By Jake Rossen
By Jesse Marx
By Michelle LeBow
By Alleen Brown
By Maggie LaMaack
By CP Staff
By Jesse Marx
What more can be said of Michele Bachmann (R-Crazytown), Minnesota's most notorious department-store mannequin turned GOP she-bot? The Sixth District representative has a long history of expelling hilariously clueless verbiage, such as her claim last year that she knew of a secret Iranian plan to partition Iraq.
She added a bullet point to her résumé of lunacy at a press conference last week while defending the Republican-proposed Middle Class Protection Act, a misleadingly named piece of legislation that would cut the corporate tax by as much as 35 percent.
"I am so proud to be from the state of Minnesota," she said. "We're the workingest state in the country, and the reason why we are, we have more people that are working longer hours, we have people that are working two jobs."
Michele, baby, while we Minnesotans take pride in our work ethic, we also take pride in our grammar. So when you say stuff like "workingest state in the country," it reflects poorly on us, your humble constituents. It's akin to saying "the jumpingest player in the NBA." Or "the dumbfuckingest cretin in Congress."
Secondly: When you're trying to justify obscene tax breaks to your campaign benefactors, it's a bit condescending to congratulate us for being forced to work longer hours. Are you insane?
Wait. Don't answer that. —Matt Snyders
Earlier this month, Macy's CEO Terry J. Lundgren appeared as a guest judge on The Celebrity Apprentice. Apparently, he was taking notes from the Donald, because last week the colossal department store chain announced it would give the pink slip to 271 employees in the northern Midwest, including about 100 in the Twin Cities area.
"This is part of an ongoing review," said tight-lipped company spokeswoman Jennifer McNamara, who apparently didn't get Trump's memo about snappy catchphrases.
Two days after the announcement, news came that Minnesota's economy is (surprise!) in recession.
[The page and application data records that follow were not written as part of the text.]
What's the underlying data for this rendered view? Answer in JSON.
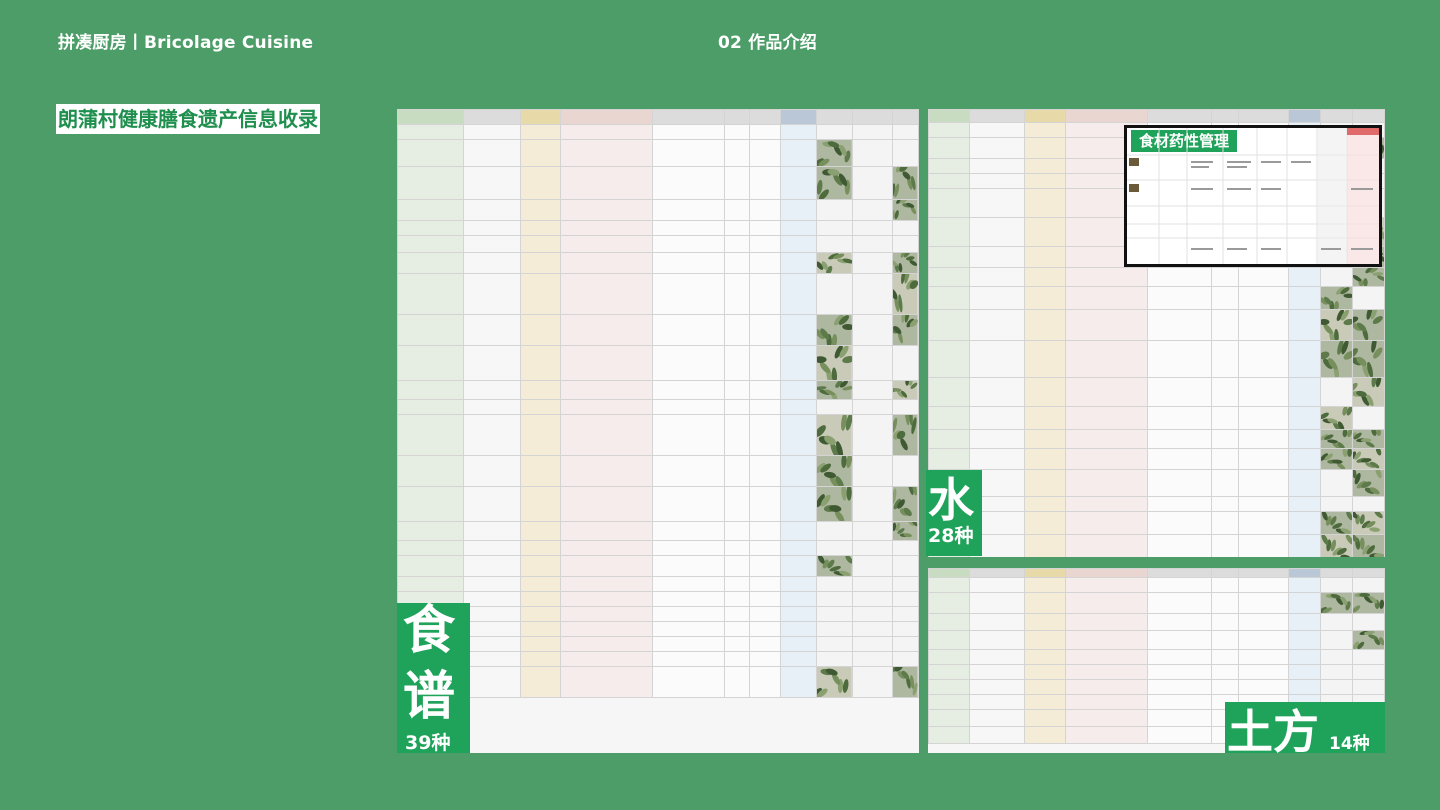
{
  "header": {
    "left_title": "拼凑厨房丨Bricolage Cuisine",
    "section": "02 作品介绍"
  },
  "page_title": "朗蒲村健康膳食遗产信息收录",
  "panels": {
    "recipes": {
      "big_char_1": "食",
      "big_char_2": "谱",
      "count": "39种"
    },
    "water": {
      "big_char": "水",
      "count": "28种"
    },
    "earth": {
      "big_char": "土方",
      "count": "14种"
    },
    "medicinal": {
      "title": "食材药性管理"
    }
  },
  "colors": {
    "background": "#4c9d67",
    "label_green": "#1fa35a",
    "title_text": "#1f8f4e"
  }
}
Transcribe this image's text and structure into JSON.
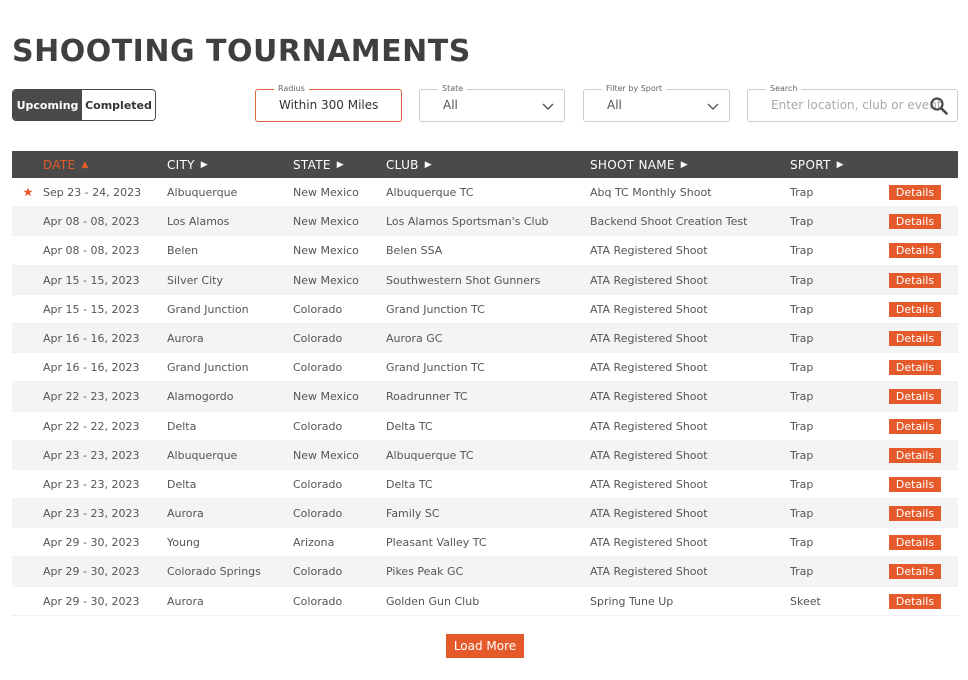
{
  "page": {
    "title": "SHOOTING TOURNAMENTS"
  },
  "toggle": {
    "upcoming": "Upcoming",
    "completed": "Completed",
    "active": "Upcoming"
  },
  "filters": {
    "radius": {
      "label": "Radius",
      "value": "Within 300 Miles"
    },
    "state": {
      "label": "State",
      "value": "All"
    },
    "sport": {
      "label": "Filter by Sport",
      "value": "All"
    },
    "search": {
      "label": "Search",
      "placeholder": "Enter location, club or event"
    }
  },
  "table": {
    "headers": {
      "date": "DATE",
      "city": "CITY",
      "state": "STATE",
      "club": "CLUB",
      "shoot_name": "SHOOT NAME",
      "sport": "SPORT"
    },
    "sorted_by": "date",
    "details_label": "Details",
    "rows": [
      {
        "starred": true,
        "date": "Sep 23 - 24, 2023",
        "city": "Albuquerque",
        "state": "New Mexico",
        "club": "Albuquerque TC",
        "shoot": "Abq TC Monthly Shoot",
        "sport": "Trap"
      },
      {
        "starred": false,
        "date": "Apr 08 - 08, 2023",
        "city": "Los Alamos",
        "state": "New Mexico",
        "club": "Los Alamos Sportsman's Club",
        "shoot": "Backend Shoot Creation Test",
        "sport": "Trap"
      },
      {
        "starred": false,
        "date": "Apr 08 - 08, 2023",
        "city": "Belen",
        "state": "New Mexico",
        "club": "Belen SSA",
        "shoot": "ATA Registered Shoot",
        "sport": "Trap"
      },
      {
        "starred": false,
        "date": "Apr 15 - 15, 2023",
        "city": "Silver City",
        "state": "New Mexico",
        "club": "Southwestern Shot Gunners",
        "shoot": "ATA Registered Shoot",
        "sport": "Trap"
      },
      {
        "starred": false,
        "date": "Apr 15 - 15, 2023",
        "city": "Grand Junction",
        "state": "Colorado",
        "club": "Grand Junction TC",
        "shoot": "ATA Registered Shoot",
        "sport": "Trap"
      },
      {
        "starred": false,
        "date": "Apr 16 - 16, 2023",
        "city": "Aurora",
        "state": "Colorado",
        "club": "Aurora GC",
        "shoot": "ATA Registered Shoot",
        "sport": "Trap"
      },
      {
        "starred": false,
        "date": "Apr 16 - 16, 2023",
        "city": "Grand Junction",
        "state": "Colorado",
        "club": "Grand Junction TC",
        "shoot": "ATA Registered Shoot",
        "sport": "Trap"
      },
      {
        "starred": false,
        "date": "Apr 22 - 23, 2023",
        "city": "Alamogordo",
        "state": "New Mexico",
        "club": "Roadrunner TC",
        "shoot": "ATA Registered Shoot",
        "sport": "Trap"
      },
      {
        "starred": false,
        "date": "Apr 22 - 22, 2023",
        "city": "Delta",
        "state": "Colorado",
        "club": "Delta TC",
        "shoot": "ATA Registered Shoot",
        "sport": "Trap"
      },
      {
        "starred": false,
        "date": "Apr 23 - 23, 2023",
        "city": "Albuquerque",
        "state": "New Mexico",
        "club": "Albuquerque TC",
        "shoot": "ATA Registered Shoot",
        "sport": "Trap"
      },
      {
        "starred": false,
        "date": "Apr 23 - 23, 2023",
        "city": "Delta",
        "state": "Colorado",
        "club": "Delta TC",
        "shoot": "ATA Registered Shoot",
        "sport": "Trap"
      },
      {
        "starred": false,
        "date": "Apr 23 - 23, 2023",
        "city": "Aurora",
        "state": "Colorado",
        "club": "Family SC",
        "shoot": "ATA Registered Shoot",
        "sport": "Trap"
      },
      {
        "starred": false,
        "date": "Apr 29 - 30, 2023",
        "city": "Young",
        "state": "Arizona",
        "club": "Pleasant Valley TC",
        "shoot": "ATA Registered Shoot",
        "sport": "Trap"
      },
      {
        "starred": false,
        "date": "Apr 29 - 30, 2023",
        "city": "Colorado Springs",
        "state": "Colorado",
        "club": "Pikes Peak GC",
        "shoot": "ATA Registered Shoot",
        "sport": "Trap"
      },
      {
        "starred": false,
        "date": "Apr 29 - 30, 2023",
        "city": "Aurora",
        "state": "Colorado",
        "club": "Golden Gun Club",
        "shoot": "Spring Tune Up",
        "sport": "Skeet"
      }
    ]
  },
  "load_more": "Load More",
  "colors": {
    "accent": "#e55a2b",
    "header_bg": "#4a4a4a"
  },
  "icons": {
    "star": "star-icon",
    "search": "search-icon",
    "chevron": "chevron-down-icon",
    "sort_up": "sort-up-icon",
    "sort_right": "caret-right-icon"
  }
}
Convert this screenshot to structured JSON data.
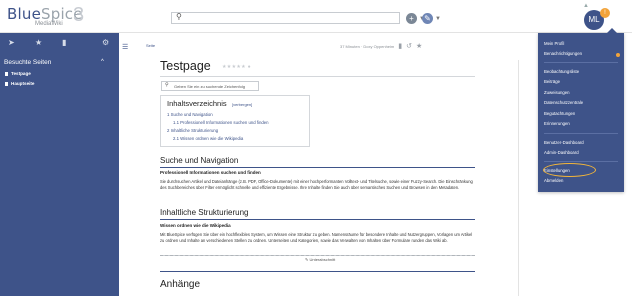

The unemployment rate in the state jumped from 4.5 percent in November to 4.9 percent in December, the worst it's been since '01.
Somebody needs to tell Michele Bachmann that we just got a little less workingest. —Matt Snyders
The St. Paul Police Department wants Republicans attending this year's national convention to feel welcome. As a gesture of hospitality, the cops want to present GOP delegates with complimentary coffee mugs.
"It's like going to any event and getting a souvenir," says St. Paul Police Department spokesman Tom Walsh.
Last week's City Council agenda featured an item that would have authorized spending up to $4,200 on 1,132 "white ceramic mugs" for convention participants. But Mayor Chris Coleman's office stripped out the disbursement at the last minute.
"We pulled it off the agenda because we hadn't had a conversation with the police department about it yet," says mayoral spokesman Bob Hume. "Part of the opportunity of hosting the RNC is marketing the city, but I don't know if we're sure this is the best way to do it."
No word yet on whether the cops hope to offer similar mugs to the thousands of protesters also expected to converge on St. Paul. —Paul Demko
Fans showing up at recent Timberwolves games have been greeted by a bribe: Proceed to section 101, punch a bunch of All-Star ballots for Al Jefferson, and get two free tickets to a future game.
Issues of ethics and pride aside, what does the league office have to say about this blatant ballot stuffing? "Fans can vote as many times as they want," says NBA spokesman Mark Broussard.
Okay, so the league doesn't care. But is it working? Let's put it this way: The fans get to select two forwards to start for the Western Conference, and in the latest tally, Big Al hasn't cracked the top 10. —Jonathan Kaminsky